Ergonomically, the 700’s riding position is upright and comfortable, with a wide handlebar, good footpeg position, decent wind protection from the little adjustable flyscreen and a roomy saddle. The seat foam is pretty firm, though, so your butt may want a break long before you reach the potential 260-mile fuel range. The seat’s 32.7-in. height may also scare off some buyers, but at least it’s well-shaped and tapers at the front, which should help many short-inseam riders touch the ground securely. Because the fuel tank is under the saddle, Honda doesn’t offer an optional lower seat.
Just about the time you’ve convinced your friends that the NC700X is a “real” motorcycle, you’ll open the locking storage bin where the fuel tank is supposed to be, and they’ll all yell “scooter!” But then they’ll ask you to carry their water, jacket liner and sunglasses.
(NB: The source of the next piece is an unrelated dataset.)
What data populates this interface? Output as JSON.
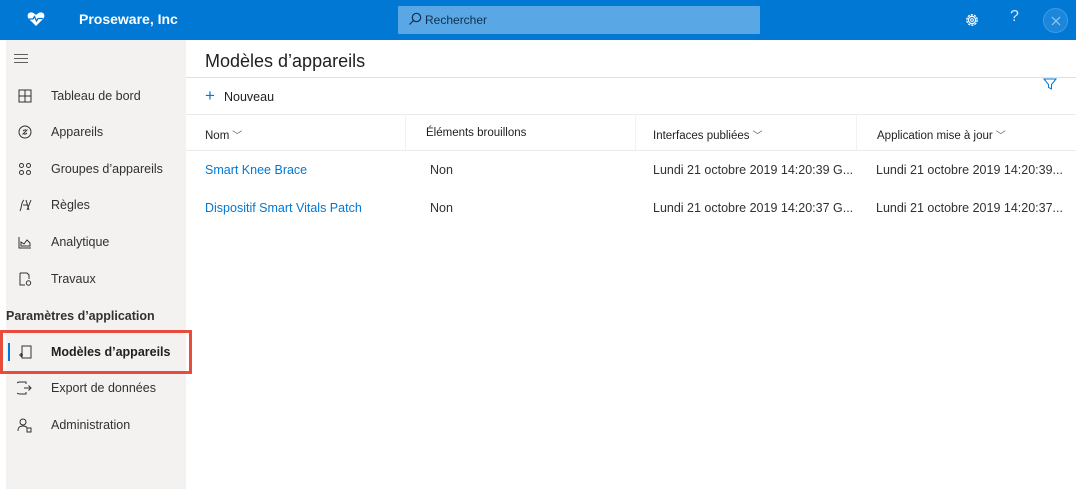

That “trunk” will swallow a full-face helmet or a six-pack or a bag of groceries, so there’s room for your buddies’ stuff, but you really should make them retract their scooter comments before carrying it. An interior-mounted 12-volt outlet ($114.85) is an option, but you’ll have to be creative if you want it to power a GPS or other device outside the compartment, since there is no obvious opening for a cord.
Honda has an extensive list of accessories available for this machine. At the bike’s press introduction, we rode two fully accessorized NC700s and were impressed by the quality of the 29-liter saddlebags ($949.85) and 45-liter top case ($599.85). Heated grips ($289.84), a centerstand ($149.95), lightbars ($149.95), a tall windscreen ($169.95) and air deflectors ($89.95 for upper or lower) are among the options.
While it is clear that Honda has changed the game with the NC700X, company reps also assured us that this is not an entirely new route for the company’s future or a move away from its high-performance heritage; it instead is a means of attracting new riders and getting those who used to ride back on board to ensure that motorcycling is in good health well into the future. It’s simply a new application of Honda’s technological and engineering leadership.
“One day, we woke up and the world had changed,” said a Honda executive.
He’s right. So, don’t blame the NC700X for fitting the times and redefining the modern all-round motorcycle.
|Warranty||12 mo./unlimited mi.|
|ENGINE & DRIVETRAIN|
|Engine||liquid-cooled, four-stroke parallel Twin|
|Bore & Stroke||73.0 x 80.0mm|
|Valvetrain||sohc, four valves per cylinder, threaded adjustment|
|Valve adjust intervals||8000 mi.|
|Induction||36mm throttle body|
|Oil capacity||3.3 qt.|
|Tank empty||451 lb.|
|Tank full||474 lb.|
|Fuel capacity||3.7 gal.|
|Seat height||32.7 in.|
|Ground clearance||6.7 in.|
|Load capacity (tank full)||430 lb.|
|SUSPENSION & TIRES|
|Claimed wheel travel||5.4 in.|
|Claimed wheel travel||5.9 in.|
|Front||120/70ZR17 Metzeler Roadtec Z8 Interact|
|Rear||160/60ZR17 Metzeler Roadtec Z8 Interact|
|1/4-mile||13.86 sec. @ 94.23 mph|
|0-30 mph||1.6 sec.|
|0-60 mph||4.9 sec.|
|0-90 mph||11.9 sec.|
|0-100 mph||17.3 sec.|
|Top gear time to speed:|
|40-60 mph||6.9 sec.|
|60-80 mph||8.7 sec.|
|Measured top speed||111 mph|
|Engine speed at 60 mph||3229 rpm|
|Avg. range inc. reserve||233 mi.|
|From 30 mph||35 ft.|
|From 60 mph||142 ft.|
|30 mph indicated||30 mph|
|60 mph indicated||60 mph|